When we do a puja, the purohit will usually make a small mound of turmeric. With a few mantras, a devata, God is invoked into that mound of turmeric. It is now no more a mound of spice; it represents God for the duration of the puja. At the end of the puja, the purohit will utter another mantra, releasing the devata from the turmeric and dissolving in water what is now only a spice.

Clearly, one can pray to any God.

Cause and effect

We know that there can be no effect without a preceding action and no action can be without a corresponding result, an effect. Every action causes a result or results, an effect or effects. Our scriptures (indeed, every religious book) tells us that a good deed or punya produces a situation sometime in the future that is pleasant for the person. Similarly, every ‘papa karma’ will produce a situation that is not so pleasant.

When a person finds himself in a situation of pain or sorrow, clearly, it must be the result of papa karma done sometime either in the immediate or in the distant past. Unfortunately every karma will result in an appropriate result. The law of karma that governs this cause-effect relationship is infallible. 

However, there is a way of at least reducing the intensity of pain or sorrow caused as a result of a papa karma by performing another action, a karma that has the opposite effect. One such a karma – an extremely effective one at that — is prayer.

Praying – to any God – is an action of one’s free will.
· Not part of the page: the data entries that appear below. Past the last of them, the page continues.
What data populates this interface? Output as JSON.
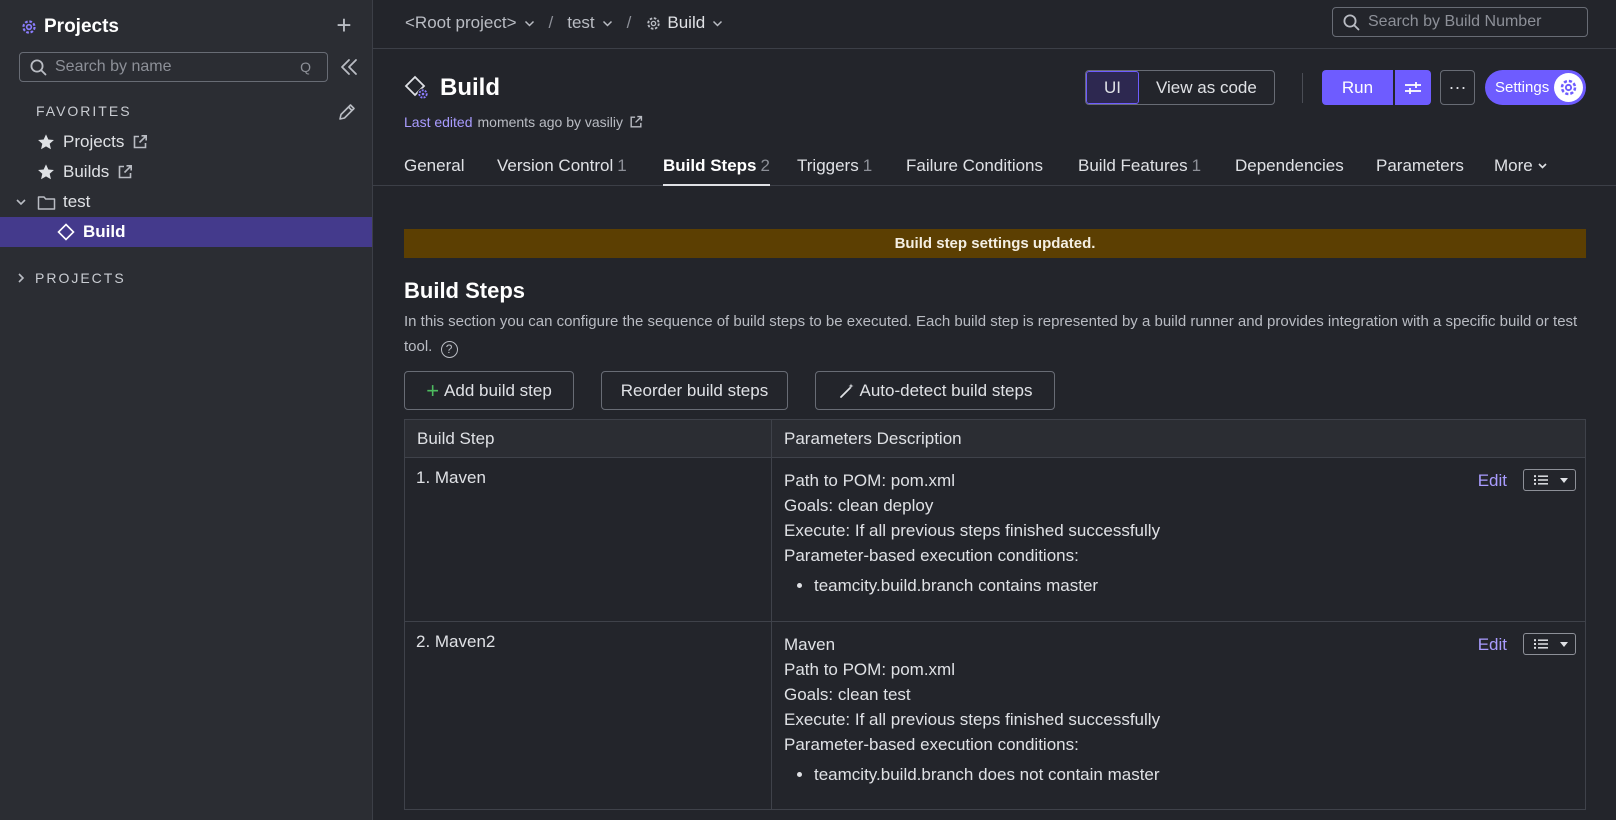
{
  "sidebar": {
    "title": "Projects",
    "search_placeholder": "Search by name",
    "search_hint": "Q",
    "favorites_label": "FAVORITES",
    "projects_label": "PROJECTS",
    "items": [
      {
        "label": "Projects",
        "icon": "star-icon"
      },
      {
        "label": "Builds",
        "icon": "star-icon"
      },
      {
        "label": "test",
        "icon": "folder-icon"
      },
      {
        "label": "Build",
        "icon": "build-config-icon"
      }
    ]
  },
  "topbar": {
    "crumbs": [
      "<Root project>",
      "test",
      "Build"
    ],
    "search_placeholder": "Search by Build Number"
  },
  "header": {
    "title": "Build",
    "last_edited_link": "Last edited",
    "last_edited_rest": "moments ago by vasiliy",
    "view_ui": "UI",
    "view_code": "View as code",
    "run": "Run",
    "more": "···",
    "settings": "Settings"
  },
  "tabs": [
    {
      "label": "General",
      "count": ""
    },
    {
      "label": "Version Control",
      "count": "1"
    },
    {
      "label": "Build Steps",
      "count": "2"
    },
    {
      "label": "Triggers",
      "count": "1"
    },
    {
      "label": "Failure Conditions",
      "count": ""
    },
    {
      "label": "Build Features",
      "count": "1"
    },
    {
      "label": "Dependencies",
      "count": ""
    },
    {
      "label": "Parameters",
      "count": ""
    },
    {
      "label": "More",
      "count": ""
    }
  ],
  "banner": "Build step settings updated.",
  "section": {
    "title": "Build Steps",
    "description": "In this section you can configure the sequence of build steps to be executed. Each build step is represented by a build runner and provides integration with a specific build or test tool.",
    "help": "?"
  },
  "actions": {
    "add": "Add build step",
    "reorder": "Reorder build steps",
    "autodetect": "Auto-detect build steps"
  },
  "table": {
    "headers": [
      "Build Step",
      "Parameters Description"
    ],
    "edit_label": "Edit",
    "rows": [
      {
        "name": "1. Maven",
        "lines": [
          "Path to POM: pom.xml",
          "Goals: clean deploy",
          "Execute: If all previous steps finished successfully",
          "Parameter-based execution conditions:"
        ],
        "conditions": [
          "teamcity.build.branch contains master"
        ]
      },
      {
        "name": "2. Maven2",
        "lines": [
          "Maven",
          "Path to POM: pom.xml",
          "Goals: clean test",
          "Execute: If all previous steps finished successfully",
          "Parameter-based execution conditions:"
        ],
        "conditions": [
          "teamcity.build.branch does not contain master"
        ]
      }
    ]
  },
  "colors": {
    "accent": "#6e5cff",
    "link": "#a99cff",
    "banner_bg": "#5c3f02",
    "selected_bg": "#443a8c",
    "add_plus": "#4dbb5f"
  }
}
Prayer produces, in addition to the drushta phala we have seen, another effect; one that may be difficult to directly connect to the prayer, called adrushta phala
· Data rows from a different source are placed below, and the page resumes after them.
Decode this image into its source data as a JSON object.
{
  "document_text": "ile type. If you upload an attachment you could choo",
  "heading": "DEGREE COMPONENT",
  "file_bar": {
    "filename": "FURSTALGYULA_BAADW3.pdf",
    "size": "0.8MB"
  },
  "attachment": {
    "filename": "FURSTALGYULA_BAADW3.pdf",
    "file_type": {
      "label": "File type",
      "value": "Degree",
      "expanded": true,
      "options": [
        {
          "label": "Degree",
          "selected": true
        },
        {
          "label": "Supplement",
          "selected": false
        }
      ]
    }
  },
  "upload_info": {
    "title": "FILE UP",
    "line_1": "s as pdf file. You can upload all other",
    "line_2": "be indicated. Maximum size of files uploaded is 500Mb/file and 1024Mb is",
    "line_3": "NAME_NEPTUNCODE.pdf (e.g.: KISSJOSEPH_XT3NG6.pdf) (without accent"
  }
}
Since we are never sure of which karma has resulted in (or will result in) one being put in a not-so-pleasant situation, one can do a general prayer. It will act like a broad spectrum antibiotic and address results born of a variety of papa karma. For example, everyone commits papa karma in terms of hurting/harming other beings every day, knowingly or unknowingly. Stepping on insects while walking, cutting a tree for ‘development’ are some examples. They must, and will, have a result, a papa-karma-phala, that is not so pleasant. Daily prayers take care of this and mitigate the results, if not completely eliminate some of them. Such is the power of prayer.

Think about it.